Haifa turned the primary Israeli metropolis to independently signal the Paris local weather settlement Feb. 8. Haifa municipality acknowledged on Facebook, “Haifa acknowledges the urgency of taking motion to restrict the rise in temperature and look at selections from an environmental viewpoint.’’ Haifa Mayor Einat Kalisch-Rotem was quoted as saying, “I believe that on the environmental issue, cities have the power to lead change, without waiting for it to come from the central government.’’
Haifa is not the only Israeli city to publicly take on climate and environmental challenges. Last August, the Tel Aviv-Yafo municipality presented a climate action plan to cope with the threats of climate change. The plan was developed as part of Tel Aviv’s partnership with the C40 Cities Climate Leadership Group, an international network of cities fighting global warming.
The Arab city of Taibeh is a member of another action network called ClimaMed, which brings together cities in the southern Mediterranean basin. With the support of ClimaMed, Taibeh is advancing an ambitious plan to rehabilitate the East Taibeh waste site.
Other Israeli cities have taken action against climate change and other environmental concerns, but Haifa’s is a special story about two assertive and environmentally minded female mayors.
Kalisch-Rotem has lived in Haifa practically all her life, apart from doctoral studies in Switzerland. A graduate of the Israel Technology Institute in architecture and urban design, she established her own architecture office in her hometown. She then engaged in activism and in politics, becoming a member of the city council. In 2018, she ran in the local mayoral elections against Haifa Mayor Yona Yahav and won, opening a new era for the third largest city in Israel.
As an architect and urban planner, environmental issues are central to Kalisch-Rotem’s work. Shortly after taking office as mayor, she hosted the mayor of Paris, Anne Hidalgo, in Haifa.

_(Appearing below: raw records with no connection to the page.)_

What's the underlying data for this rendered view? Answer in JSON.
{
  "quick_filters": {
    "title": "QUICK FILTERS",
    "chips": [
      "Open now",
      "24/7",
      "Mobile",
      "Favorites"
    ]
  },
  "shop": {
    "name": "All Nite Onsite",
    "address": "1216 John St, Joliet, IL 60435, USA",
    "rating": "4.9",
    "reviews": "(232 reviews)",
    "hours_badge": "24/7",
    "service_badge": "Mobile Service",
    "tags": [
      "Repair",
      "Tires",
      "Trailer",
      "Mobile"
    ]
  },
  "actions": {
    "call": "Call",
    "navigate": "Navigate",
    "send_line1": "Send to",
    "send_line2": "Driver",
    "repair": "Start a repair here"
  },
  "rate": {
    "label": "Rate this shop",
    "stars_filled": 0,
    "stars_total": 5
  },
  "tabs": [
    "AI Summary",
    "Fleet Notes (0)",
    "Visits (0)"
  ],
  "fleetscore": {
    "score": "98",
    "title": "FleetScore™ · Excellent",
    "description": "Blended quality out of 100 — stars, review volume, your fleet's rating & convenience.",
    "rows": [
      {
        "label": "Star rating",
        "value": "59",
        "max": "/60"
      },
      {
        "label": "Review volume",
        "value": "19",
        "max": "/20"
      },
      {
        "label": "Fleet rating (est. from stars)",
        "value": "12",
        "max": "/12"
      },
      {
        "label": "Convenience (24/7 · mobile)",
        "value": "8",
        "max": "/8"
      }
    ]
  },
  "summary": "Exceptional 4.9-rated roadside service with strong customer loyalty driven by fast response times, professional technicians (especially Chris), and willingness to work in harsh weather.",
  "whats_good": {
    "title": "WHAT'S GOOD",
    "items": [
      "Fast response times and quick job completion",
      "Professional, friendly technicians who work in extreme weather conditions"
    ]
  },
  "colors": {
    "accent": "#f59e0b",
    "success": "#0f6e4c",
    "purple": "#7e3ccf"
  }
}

Clearly, the two women shared much in common, including concerns for the environment and the desire to turn their respective cities greener.
The two mayors kept in contact. Last December, Kalisch-Rotem participated in a Zoom conference hosted by Hidalgo. The Forum Zero Carbonne, which unites international climate change actors, marked five years since the 2015 Paris climate agreement. The conference hosted mayors, decision-makers and activists including French President Emmanuel Macron. Kalisch-Rotem was invited to participate in a panel on biodiversity and nature-based solutions.

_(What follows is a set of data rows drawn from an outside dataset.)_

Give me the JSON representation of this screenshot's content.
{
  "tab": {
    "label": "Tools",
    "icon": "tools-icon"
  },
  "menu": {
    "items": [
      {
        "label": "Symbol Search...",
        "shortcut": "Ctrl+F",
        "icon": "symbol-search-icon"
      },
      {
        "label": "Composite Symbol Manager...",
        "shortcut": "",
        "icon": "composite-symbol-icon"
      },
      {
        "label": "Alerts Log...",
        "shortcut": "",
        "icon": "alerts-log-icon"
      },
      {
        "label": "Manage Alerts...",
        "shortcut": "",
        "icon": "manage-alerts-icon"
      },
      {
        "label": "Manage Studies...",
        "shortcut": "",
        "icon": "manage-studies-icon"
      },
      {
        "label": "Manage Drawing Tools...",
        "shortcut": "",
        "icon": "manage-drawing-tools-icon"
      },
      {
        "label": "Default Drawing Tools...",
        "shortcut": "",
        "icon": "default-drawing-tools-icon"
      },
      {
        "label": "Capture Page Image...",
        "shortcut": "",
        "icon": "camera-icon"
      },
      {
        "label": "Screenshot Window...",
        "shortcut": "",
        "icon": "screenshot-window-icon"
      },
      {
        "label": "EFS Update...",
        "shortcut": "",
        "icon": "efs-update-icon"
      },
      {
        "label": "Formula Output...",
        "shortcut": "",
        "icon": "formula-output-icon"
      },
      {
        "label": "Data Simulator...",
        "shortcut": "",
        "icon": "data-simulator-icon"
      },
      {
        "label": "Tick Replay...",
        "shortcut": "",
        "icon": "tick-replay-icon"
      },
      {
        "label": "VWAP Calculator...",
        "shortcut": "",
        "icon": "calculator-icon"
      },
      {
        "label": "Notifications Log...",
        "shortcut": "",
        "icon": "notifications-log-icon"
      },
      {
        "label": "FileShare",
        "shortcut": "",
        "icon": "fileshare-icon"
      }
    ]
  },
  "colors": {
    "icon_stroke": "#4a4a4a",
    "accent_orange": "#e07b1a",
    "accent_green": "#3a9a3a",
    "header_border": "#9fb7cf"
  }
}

The Haifa municipality explained joining the climate agreement as “a continuation of a conference attended by the mayor in December 2020 in Paris, to which she was invited by the mayor of Paris, Anne Hidalgo, to form a coalition of cities to sign a commitment to climate protection.’’
The communiqué noted that in signing the agreement, the mayor recognized the state of emergency resulting from the global climate crisis and placed climate considerations at the center of the decision-making process on urban development. “The issue of environmental protection and the protection of the planet is part of the agenda, which the mayor has been leading since she was elected to the position and she is and will continue working to promote it.’’

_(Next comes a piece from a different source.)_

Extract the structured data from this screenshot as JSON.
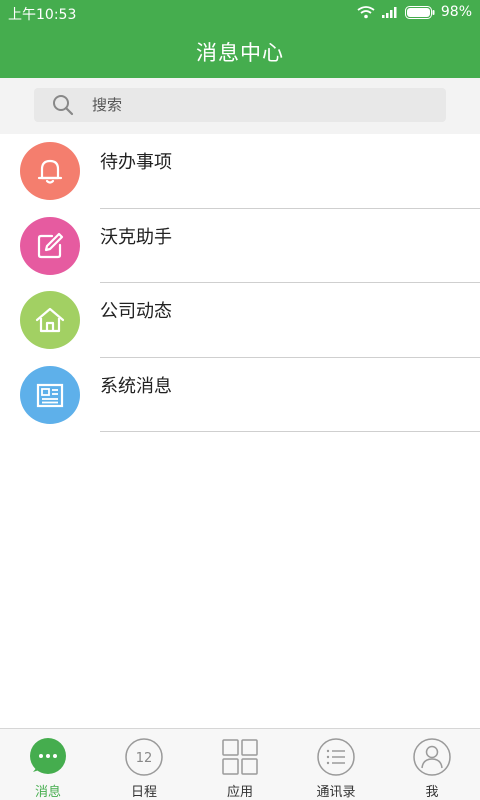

A saying goes in Israel that in Jerusalem people pray, in Tel Aviv people play and in Haifa people work. Haifa Bay is home to heavy industry, the country’s main petroleum refinery and several chemical processing plants. The Port of Haifa not only serves passenger traffic, but is also a major cargo port. Israel’s largest industrial park is located at the southern entrance to the city, hosting manufacturing and research facilities for many international and Israeli tech companies such as Apple, Amazon, IBM, Microsoft, Amdocs and Google. Higher up the slopes sit Haifa university and the Israel Technology Institute. Haifa’s geography, with both mountain and seashore, generates a lot of car traffic. Unlike Tel Aviv, bikes are uncommon and foot traffic is rare in some parts of the city.
All these factors represent major environmental challenges and the Haifa municipality has already stepped up. Together with 11 other municipalities and regional councils, it was invited to join a national accelerator on climate change and sustainable energy.
On Dec. 12, Energy Minister Yuval Steinitz hosted the first online conference for the participants of the national accelerator. The ministry explained that the participating local authorities will start with extensive research. Then consultants will assist them in formulating action plans to help them prepare for climate change and reduce emissions while aiming for 30% renewable energy production by 2030, in line with the ministry’s vision.
The panoply of solutions includes an array of tools such as installing solar panels on public buildings and private households, streamlining energy in urban infrastructure, shading streets, setting up charging stations for electric vehicles and planting trees. After the initial analysis is completed, Haifa and the other municipal councils will have a year to formulate an action plan. Kalisch-Rotem and her team welcome the challenge.